easy. A flowsheet of a process for accomplishing this is shown in Figure 11.46b, where the binary mixture is introduced more or less centrally into the extractive distillation tower (1), and phenol as the solvent is introduced near the top so as to be present in high concentration upon most of the trays in the tower. Under these conditions iso-octane is readily distilled as an overhead product, while toluene and phenol are removed as a residue. Although phenol is relatively high-boiling, its vapour pressure is nevertheless sufficient for some to appear in the overhead product. The solvent-recovery section of the tower, which may be relatively short, serves to separate the phenol from the iso-octane. The residue from the tower must be rectified in the auxiliary tower (2) to separate toluene from the phenol which is recycled, but this is a relatively easy separation. In practice, the paraffin hydrocarbon is a mixture rather than pure iso-octane, although the principle of the operation remains the same.

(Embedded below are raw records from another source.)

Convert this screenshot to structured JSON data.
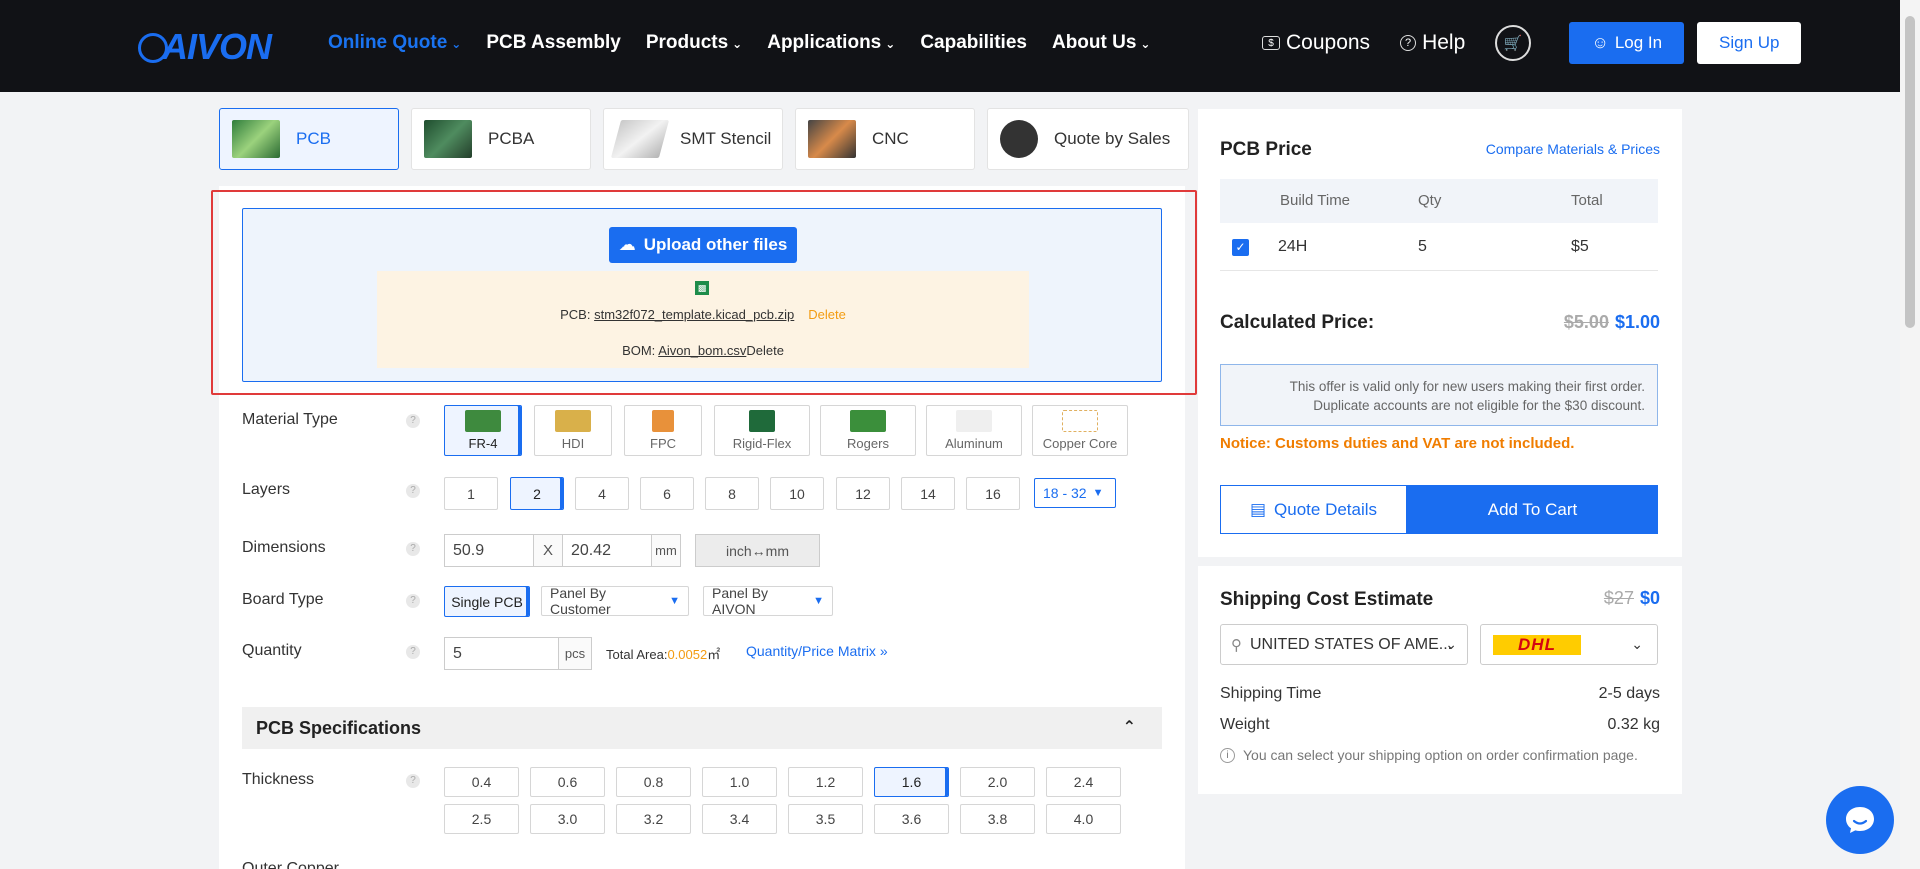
{
  "header": {
    "logo": "AIVON",
    "nav": [
      {
        "label": "Online Quote",
        "dropdown": true,
        "active": true
      },
      {
        "label": "PCB Assembly",
        "dropdown": false
      },
      {
        "label": "Products",
        "dropdown": true
      },
      {
        "label": "Applications",
        "dropdown": true
      },
      {
        "label": "Capabilities",
        "dropdown": false
      },
      {
        "label": "About Us",
        "dropdown": true
      }
    ],
    "coupons": "Coupons",
    "help": "Help",
    "login": "Log In",
    "signup": "Sign Up"
  },
  "tabs": [
    "PCB",
    "PCBA",
    "SMT Stencil",
    "CNC",
    "Quote by Sales"
  ],
  "upload": {
    "button": "Upload other files",
    "pcb_label": "PCB: ",
    "pcb_file": "stm32f072_template.kicad_pcb.zip",
    "pcb_delete": "Delete",
    "bom_label": "BOM: ",
    "bom_file": "Aivon_bom.csv",
    "bom_delete": "Delete"
  },
  "form": {
    "material_label": "Material Type",
    "materials": [
      "FR-4",
      "HDI",
      "FPC",
      "Rigid-Flex",
      "Rogers",
      "Aluminum",
      "Copper Core"
    ],
    "layers_label": "Layers",
    "layers": [
      "1",
      "2",
      "4",
      "6",
      "8",
      "10",
      "12",
      "14",
      "16"
    ],
    "layers_more": "18 - 32",
    "dimensions_label": "Dimensions",
    "dim_x": "50.9",
    "dim_sep": "X",
    "dim_y": "20.42",
    "dim_unit": "mm",
    "dim_toggle": "inch↔mm",
    "boardtype_label": "Board Type",
    "boardtype_single": "Single PCB",
    "boardtype_customer": "Panel By Customer",
    "boardtype_aivon": "Panel By AIVON",
    "quantity_label": "Quantity",
    "quantity_value": "5",
    "quantity_unit": "pcs",
    "total_area_label": "Total Area:",
    "total_area_value": "0.0052",
    "total_area_unit": "㎡",
    "matrix_link": "Quantity/Price Matrix »",
    "spec_title": "PCB Specifications",
    "thickness_label": "Thickness",
    "thickness_row1": [
      "0.4",
      "0.6",
      "0.8",
      "1.0",
      "1.2",
      "1.6",
      "2.0",
      "2.4"
    ],
    "thickness_row2": [
      "2.5",
      "3.0",
      "3.2",
      "3.4",
      "3.5",
      "3.6",
      "3.8",
      "4.0"
    ],
    "outer_copper_label": "Outer Copper"
  },
  "price": {
    "title": "PCB Price",
    "compare": "Compare Materials & Prices",
    "col_build": "Build Time",
    "col_qty": "Qty",
    "col_total": "Total",
    "row_build": "24H",
    "row_qty": "5",
    "row_total": "$5",
    "calc_label": "Calculated Price:",
    "old_price": "$5.00",
    "new_price": "$1.00",
    "offer_line1": "This offer is valid only for new users making their first order.",
    "offer_line2": "Duplicate accounts are not eligible for the $30 discount.",
    "notice": "Notice: Customs duties and VAT are not included.",
    "quote_details": "Quote Details",
    "add_to_cart": "Add To Cart"
  },
  "shipping": {
    "title": "Shipping Cost Estimate",
    "old_cost": "$27",
    "new_cost": "$0",
    "country": "UNITED STATES OF AME...",
    "carrier": "DHL",
    "time_label": "Shipping Time",
    "time_value": "2-5 days",
    "weight_label": "Weight",
    "weight_value": "0.32 kg",
    "info": "You can select your shipping option on order confirmation page."
  },
  "colors": {
    "accent": "#1a6df0",
    "header_bg": "#111216",
    "highlight_frame": "#e03a3a",
    "notice": "#f07d00"
  }
}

The solvent to be used is selected on the basis of selectivity, volatility, ease of separation from the top and bottom products, and the cost. The selectivity is most easily assessed by determining the effect on the relative volatility of the two key components of addition of the solvent. The more volatile the solvent, the greater the percentage of solvent in the vapour, and the poorer the separation for a given heat consumption in the boiler. It is important to note that the solvent must not form an azeotrope with any of the components. Some of the problems of selecting the solvent are discussed by Scheibel(48) who points out that use may be made of the fact that, when two compounds show deviations from Raoult's law, then one of these compounds shows the same type of deviation with any member of the homologous series of the other component. Thus the azeotropic mixture acetone (b.p. 329.6 K)-methanol (b.p. 337.9 K) has 20 mole per cent acetone and boils at 328.9 K., that is less than the boiling point of either component. Thus any member of the series ethanol (b.p. 357.5 K), propanol (b.p. 370.4 K), water (b.p. 373.2 K), butanol (b.p. 391.0 K) may be used as an extractive agent, or in the series of ketones, methyl n-propyl ketone (b.p. 375 K) and methyl iso-butyl ketone (b.p. 389.2 K). The advantage of using a solvent from the alcohol series is that the more volatile acetone will be taken overhead, though water would have the advantage of cheapness. Pratt(49) has given details of a method of calculation for extractive distillation, using the system acetonitrile-trichloroethylene-water as an example.
Extractive distillation is usually more desirable than azeotropic distillation since no large quantities of solvent have to be vaporised. In addition, a greater choice of added component is possible since the process is not dependent upon the accident of azeotrope formation. It cannot, however, be conveniently carried out in batch operations.
Azeotropic and extractive-distillation equipment may be designed using the general methods for multicomponent distillation, and detailed discussion is available elsewhere(1,42) and presented by Hoffman(50) and Smith(51).
Was this article helpful?